Often, a square is a rectangle with equal sides and a right-angled rhombus.

A square's area equals the length of one side to the power of two (length squared).

FAQ (Frequently Asked Questions)

1. How do you Build a Rectangle and a Square?

Solution: Since we have learned how to construct a square, let us learn how the construction of a rectangle is different from the process of a square. To construct a rectangle, draw aÂ line AC of 6cm. Draw arcs, one on either side of AC, with centre A and radius over half of AC. Draw arcs that split the previous arcs P and Q with centre B and the same radius, respectively. Join PQ, which is perpendicular to BC and bisects half at BC. On both sides of AC, create an angle 45 at O that is above and below with respect to A and C.

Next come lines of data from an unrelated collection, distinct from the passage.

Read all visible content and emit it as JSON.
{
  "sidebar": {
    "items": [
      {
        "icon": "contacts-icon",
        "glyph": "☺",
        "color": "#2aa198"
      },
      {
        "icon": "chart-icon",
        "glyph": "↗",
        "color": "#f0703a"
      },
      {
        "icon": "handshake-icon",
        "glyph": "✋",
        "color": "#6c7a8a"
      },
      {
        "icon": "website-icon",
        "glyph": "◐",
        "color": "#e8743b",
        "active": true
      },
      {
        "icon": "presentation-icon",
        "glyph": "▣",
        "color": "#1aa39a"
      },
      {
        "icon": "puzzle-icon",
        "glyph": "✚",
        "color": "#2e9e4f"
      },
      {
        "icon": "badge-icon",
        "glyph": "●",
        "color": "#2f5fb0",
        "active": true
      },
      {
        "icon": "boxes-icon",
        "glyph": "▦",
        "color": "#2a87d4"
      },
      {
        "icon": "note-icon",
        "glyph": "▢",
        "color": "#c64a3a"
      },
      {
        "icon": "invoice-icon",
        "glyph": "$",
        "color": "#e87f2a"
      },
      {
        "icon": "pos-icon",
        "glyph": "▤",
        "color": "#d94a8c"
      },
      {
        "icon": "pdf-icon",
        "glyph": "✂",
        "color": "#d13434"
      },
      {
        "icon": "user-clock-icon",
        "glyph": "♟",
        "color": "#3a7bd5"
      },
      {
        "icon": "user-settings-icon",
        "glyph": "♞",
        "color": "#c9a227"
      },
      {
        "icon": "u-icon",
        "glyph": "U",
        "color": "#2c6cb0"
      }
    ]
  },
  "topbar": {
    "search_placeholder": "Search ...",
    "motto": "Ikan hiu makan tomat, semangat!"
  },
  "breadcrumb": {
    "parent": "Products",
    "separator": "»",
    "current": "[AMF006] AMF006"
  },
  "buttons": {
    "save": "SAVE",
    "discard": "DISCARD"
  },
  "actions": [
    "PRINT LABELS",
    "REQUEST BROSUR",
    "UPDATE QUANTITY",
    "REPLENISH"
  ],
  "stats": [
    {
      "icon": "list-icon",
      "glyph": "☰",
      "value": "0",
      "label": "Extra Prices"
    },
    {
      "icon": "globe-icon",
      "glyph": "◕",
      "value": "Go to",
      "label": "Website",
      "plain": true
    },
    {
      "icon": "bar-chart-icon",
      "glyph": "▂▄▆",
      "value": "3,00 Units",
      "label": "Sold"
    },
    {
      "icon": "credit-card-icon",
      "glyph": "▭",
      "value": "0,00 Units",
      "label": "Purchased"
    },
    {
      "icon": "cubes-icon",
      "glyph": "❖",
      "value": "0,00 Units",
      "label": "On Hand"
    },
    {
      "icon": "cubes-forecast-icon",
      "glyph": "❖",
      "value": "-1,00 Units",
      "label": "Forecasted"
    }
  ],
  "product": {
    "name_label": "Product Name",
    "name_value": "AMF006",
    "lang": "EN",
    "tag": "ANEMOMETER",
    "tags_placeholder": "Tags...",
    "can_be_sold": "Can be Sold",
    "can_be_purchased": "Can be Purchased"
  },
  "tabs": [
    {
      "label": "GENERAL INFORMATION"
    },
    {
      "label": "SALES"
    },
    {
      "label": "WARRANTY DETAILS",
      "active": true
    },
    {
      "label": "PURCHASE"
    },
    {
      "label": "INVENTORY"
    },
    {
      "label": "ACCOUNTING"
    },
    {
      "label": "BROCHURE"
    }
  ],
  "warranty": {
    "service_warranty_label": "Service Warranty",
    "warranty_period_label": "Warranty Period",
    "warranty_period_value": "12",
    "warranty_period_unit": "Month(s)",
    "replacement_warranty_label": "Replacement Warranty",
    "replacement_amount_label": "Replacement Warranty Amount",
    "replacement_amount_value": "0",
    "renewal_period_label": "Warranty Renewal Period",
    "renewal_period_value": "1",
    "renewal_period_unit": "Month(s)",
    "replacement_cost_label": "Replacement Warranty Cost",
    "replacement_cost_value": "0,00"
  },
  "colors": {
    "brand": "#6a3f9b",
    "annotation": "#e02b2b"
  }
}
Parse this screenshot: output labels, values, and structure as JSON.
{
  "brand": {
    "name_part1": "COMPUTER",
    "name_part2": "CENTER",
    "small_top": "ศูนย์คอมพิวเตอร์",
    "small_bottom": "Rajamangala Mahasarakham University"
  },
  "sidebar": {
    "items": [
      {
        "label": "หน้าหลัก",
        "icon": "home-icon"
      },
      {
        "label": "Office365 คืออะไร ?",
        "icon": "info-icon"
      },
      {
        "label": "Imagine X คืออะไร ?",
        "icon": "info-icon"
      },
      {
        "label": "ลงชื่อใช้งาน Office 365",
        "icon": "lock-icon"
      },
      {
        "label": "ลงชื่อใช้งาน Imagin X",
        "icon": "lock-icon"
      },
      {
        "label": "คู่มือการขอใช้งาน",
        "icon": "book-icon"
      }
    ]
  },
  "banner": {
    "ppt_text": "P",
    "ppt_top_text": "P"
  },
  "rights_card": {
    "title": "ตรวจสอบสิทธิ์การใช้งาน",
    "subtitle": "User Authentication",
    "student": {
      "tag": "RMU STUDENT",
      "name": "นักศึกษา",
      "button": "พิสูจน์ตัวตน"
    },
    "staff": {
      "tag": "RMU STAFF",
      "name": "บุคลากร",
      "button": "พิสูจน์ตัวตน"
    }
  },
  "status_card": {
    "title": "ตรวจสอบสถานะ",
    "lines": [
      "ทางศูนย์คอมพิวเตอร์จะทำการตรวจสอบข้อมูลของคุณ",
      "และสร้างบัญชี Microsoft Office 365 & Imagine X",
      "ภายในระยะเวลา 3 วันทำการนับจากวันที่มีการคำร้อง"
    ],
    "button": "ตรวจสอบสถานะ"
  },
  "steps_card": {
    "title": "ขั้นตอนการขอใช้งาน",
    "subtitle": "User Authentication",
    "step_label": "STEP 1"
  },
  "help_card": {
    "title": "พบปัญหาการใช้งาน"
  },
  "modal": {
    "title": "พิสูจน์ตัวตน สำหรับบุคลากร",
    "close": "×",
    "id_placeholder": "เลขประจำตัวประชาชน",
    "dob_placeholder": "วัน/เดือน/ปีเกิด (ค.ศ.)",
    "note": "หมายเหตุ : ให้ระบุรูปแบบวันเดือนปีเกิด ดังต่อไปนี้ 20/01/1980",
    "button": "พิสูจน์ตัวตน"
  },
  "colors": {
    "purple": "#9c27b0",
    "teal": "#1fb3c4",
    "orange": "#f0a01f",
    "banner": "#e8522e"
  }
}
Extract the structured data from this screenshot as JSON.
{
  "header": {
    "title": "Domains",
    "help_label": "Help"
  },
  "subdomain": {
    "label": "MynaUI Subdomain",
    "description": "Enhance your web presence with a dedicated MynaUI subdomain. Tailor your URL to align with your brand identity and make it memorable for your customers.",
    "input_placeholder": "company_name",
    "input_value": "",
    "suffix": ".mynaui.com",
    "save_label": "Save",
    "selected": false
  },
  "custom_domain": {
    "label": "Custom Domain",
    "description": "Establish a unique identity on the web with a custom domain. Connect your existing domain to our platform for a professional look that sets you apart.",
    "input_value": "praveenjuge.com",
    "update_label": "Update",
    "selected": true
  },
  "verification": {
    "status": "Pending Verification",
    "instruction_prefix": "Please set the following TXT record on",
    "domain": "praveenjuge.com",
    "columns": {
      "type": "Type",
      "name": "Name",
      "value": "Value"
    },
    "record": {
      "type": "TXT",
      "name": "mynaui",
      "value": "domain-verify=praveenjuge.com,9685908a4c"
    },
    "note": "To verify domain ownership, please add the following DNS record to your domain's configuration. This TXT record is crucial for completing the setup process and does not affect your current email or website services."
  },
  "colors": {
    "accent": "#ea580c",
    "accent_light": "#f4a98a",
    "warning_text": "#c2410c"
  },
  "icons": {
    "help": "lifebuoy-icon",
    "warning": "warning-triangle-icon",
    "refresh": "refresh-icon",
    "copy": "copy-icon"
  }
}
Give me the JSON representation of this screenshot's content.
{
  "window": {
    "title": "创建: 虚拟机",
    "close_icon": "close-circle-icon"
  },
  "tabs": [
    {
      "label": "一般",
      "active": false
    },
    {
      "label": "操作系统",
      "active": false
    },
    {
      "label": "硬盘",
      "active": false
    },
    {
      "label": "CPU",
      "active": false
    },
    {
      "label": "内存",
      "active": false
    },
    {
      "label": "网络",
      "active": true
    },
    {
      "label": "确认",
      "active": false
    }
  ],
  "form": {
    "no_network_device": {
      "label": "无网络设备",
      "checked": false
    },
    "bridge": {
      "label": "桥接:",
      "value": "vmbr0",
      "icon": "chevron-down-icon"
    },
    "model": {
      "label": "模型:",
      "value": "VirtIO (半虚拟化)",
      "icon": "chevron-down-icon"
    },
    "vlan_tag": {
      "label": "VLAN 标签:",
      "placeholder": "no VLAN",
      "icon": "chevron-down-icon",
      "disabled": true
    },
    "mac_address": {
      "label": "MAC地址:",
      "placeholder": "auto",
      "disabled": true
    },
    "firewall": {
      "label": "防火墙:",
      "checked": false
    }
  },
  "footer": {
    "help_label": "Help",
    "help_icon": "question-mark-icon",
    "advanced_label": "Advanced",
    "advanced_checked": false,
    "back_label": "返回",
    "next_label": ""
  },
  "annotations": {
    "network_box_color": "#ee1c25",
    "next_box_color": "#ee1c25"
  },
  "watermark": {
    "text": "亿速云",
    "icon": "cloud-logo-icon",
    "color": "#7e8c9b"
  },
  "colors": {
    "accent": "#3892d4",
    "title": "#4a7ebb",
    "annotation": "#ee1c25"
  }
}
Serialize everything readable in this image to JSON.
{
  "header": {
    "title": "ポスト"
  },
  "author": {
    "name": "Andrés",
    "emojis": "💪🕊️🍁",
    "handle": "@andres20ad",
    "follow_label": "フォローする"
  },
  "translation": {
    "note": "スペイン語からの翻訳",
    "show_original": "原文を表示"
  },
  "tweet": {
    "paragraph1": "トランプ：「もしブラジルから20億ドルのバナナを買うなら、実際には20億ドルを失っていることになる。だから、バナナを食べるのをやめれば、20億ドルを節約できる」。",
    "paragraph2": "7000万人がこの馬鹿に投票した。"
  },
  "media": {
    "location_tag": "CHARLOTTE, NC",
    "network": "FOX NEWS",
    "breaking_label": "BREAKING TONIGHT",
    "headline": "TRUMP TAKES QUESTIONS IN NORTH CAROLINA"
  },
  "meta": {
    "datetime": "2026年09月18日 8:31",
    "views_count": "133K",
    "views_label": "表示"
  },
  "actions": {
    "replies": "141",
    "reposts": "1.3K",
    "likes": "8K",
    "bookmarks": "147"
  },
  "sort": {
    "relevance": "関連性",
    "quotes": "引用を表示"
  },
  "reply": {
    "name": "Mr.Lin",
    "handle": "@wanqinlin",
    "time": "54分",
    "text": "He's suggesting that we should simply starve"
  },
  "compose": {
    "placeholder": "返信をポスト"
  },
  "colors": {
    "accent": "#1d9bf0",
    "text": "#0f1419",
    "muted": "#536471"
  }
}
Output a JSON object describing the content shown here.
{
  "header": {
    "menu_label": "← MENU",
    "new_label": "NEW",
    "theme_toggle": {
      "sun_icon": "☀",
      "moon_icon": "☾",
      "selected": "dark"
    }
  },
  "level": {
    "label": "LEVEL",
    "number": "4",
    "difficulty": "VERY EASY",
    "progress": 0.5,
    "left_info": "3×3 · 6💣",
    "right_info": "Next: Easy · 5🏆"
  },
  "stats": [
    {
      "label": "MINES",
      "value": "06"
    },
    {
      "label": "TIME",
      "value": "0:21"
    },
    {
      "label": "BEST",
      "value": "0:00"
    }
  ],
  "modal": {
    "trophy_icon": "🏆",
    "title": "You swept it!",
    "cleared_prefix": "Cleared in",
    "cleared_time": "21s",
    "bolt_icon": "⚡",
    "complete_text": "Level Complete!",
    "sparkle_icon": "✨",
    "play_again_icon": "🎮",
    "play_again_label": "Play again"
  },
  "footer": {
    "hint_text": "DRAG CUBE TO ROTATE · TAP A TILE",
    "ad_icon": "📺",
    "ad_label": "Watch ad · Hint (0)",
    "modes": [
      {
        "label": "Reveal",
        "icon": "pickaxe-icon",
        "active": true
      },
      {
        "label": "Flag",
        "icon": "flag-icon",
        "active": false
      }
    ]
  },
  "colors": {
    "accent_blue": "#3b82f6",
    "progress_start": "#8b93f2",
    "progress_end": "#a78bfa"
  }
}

OD is 3cm and OB is 3cm. Cut off. We'll get the length of DB as 6cm, then. Join in AD, DC, BC and BA.Â

Thus, the rectangle needed is ABCD.

2. How is a Rectangle Different from a Square?

Solution: A rectangle and a square are similar in many ways as both of them are two-dimensional geometric figures, flat-shaped and closed, consisting of four sides and four angles. The inner angles are equal to 90 degrees, and the sides are parallel. A rectangle just like a square is a quadrilateral but as we know a square has all 4 sides equal, in case of a rectangle opposite sides are equal. A square diagonal is the perpendicular bisector of each other. A rectangular diagonal is not a perpendicular bisector of each other. Therefore, the formula to find the area and perimeter of both are also different.